This raises the question of whether or not this recent period of fairly static temperatures represents a termination of the temperature increase that has been occurring for some time and widely considered within the scientific community as resulting from increased greenhouse gases in the atmosphere, or is it simply a pause that can be explained in other ways or alternatively the natural variation ... read more >>
After a campaign season in which it was the missing in action issue, climate change roared back into relevancy in the wake of Hurricane Sandy. Bill McKibben, the writer-turned-activist behind 350.org, put it in stark terms. “This is an absolutely unprecedented storm,” he told POLITICO on Monday evening. “This entire year should be a seriously wake-up call—and the public’s beginning to get it.”
S ... read more >>
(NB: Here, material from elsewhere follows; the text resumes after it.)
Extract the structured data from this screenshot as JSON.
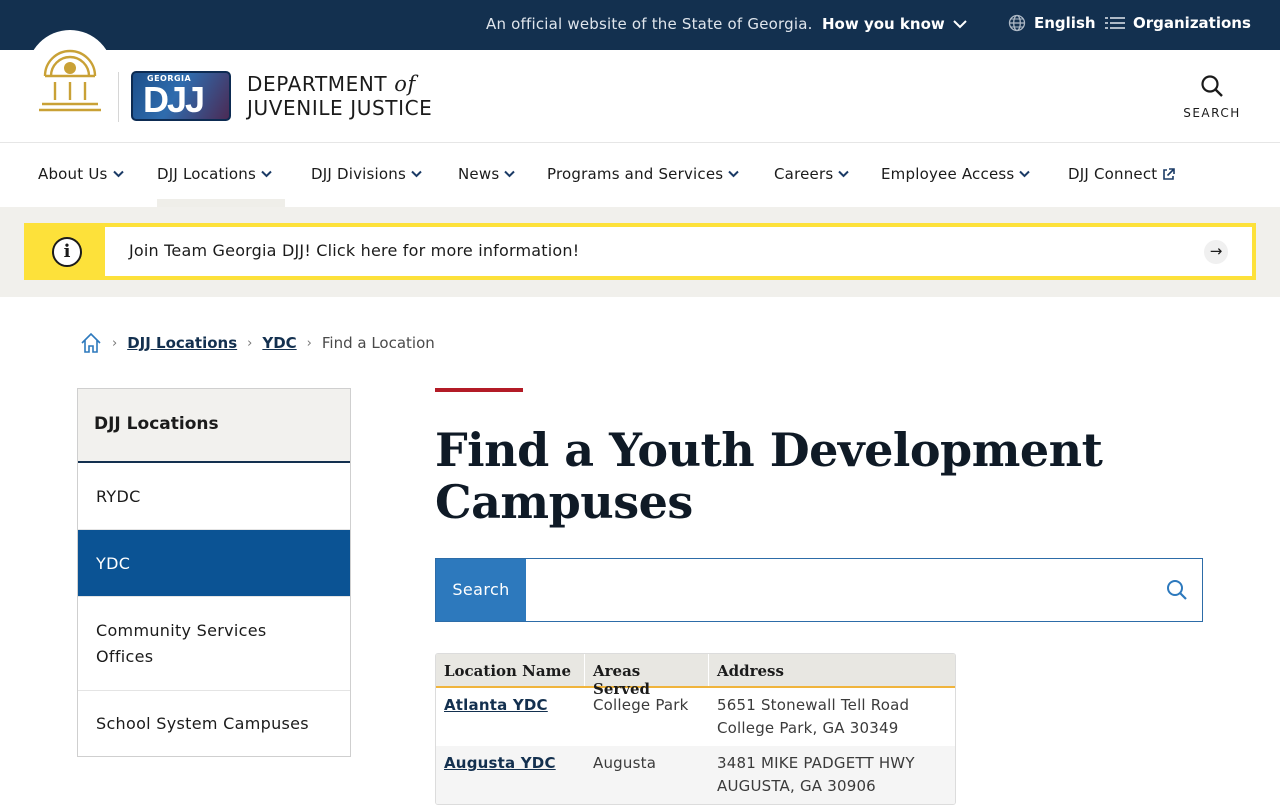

New York’s problems this week were due largely to higher sea levels — sea levels that are already higher than they once were thanks to climate change, and due to grow higher still. But no one looking at New York Harbor last week was thinking, jeez, that water level seems higher than yesterday. The most insidious thing about climate change may be its incrementalism, that it is a series of tiny, on ... read more >>
It is frustrating to be out in front of the hurricane threat on the U.S. Coast, and then have people who either have not looked, or have, and are simply ignoring the facts, come in after the fact and make their claims. I have referred to these people as weather "voyeurs." They only look when it suits their purpose. In the private sector, our fight is every day, and the knowledge of the past and t ... read more >>
India is in the midst of its second drought in four years, with rainfall roughly 20 percent below average nationwide. In the nation's agricultural areas of the west and north -- the states of Rajasthan, Gujarat, Haryana and Maharashtra, for example -- the situation is far worse. In Punjab -- India's "food basket" -- rainfall is 70 percent below average. "We know that the rainfall in August will n ... read more >>
Following Hurricane Sandy, several scientists and journalists have asked if the storm's destruction can be blamed on climate change.
Alabama's top climatologist and UA-Huntsville professor, Dr. John Christy, does not agree with the conjecture. He said claims that the size of Hurricane Sandy may have been affected by global warming are not backed by the facts.
"Hurricane Sandy was a minimal hurr ... read more >>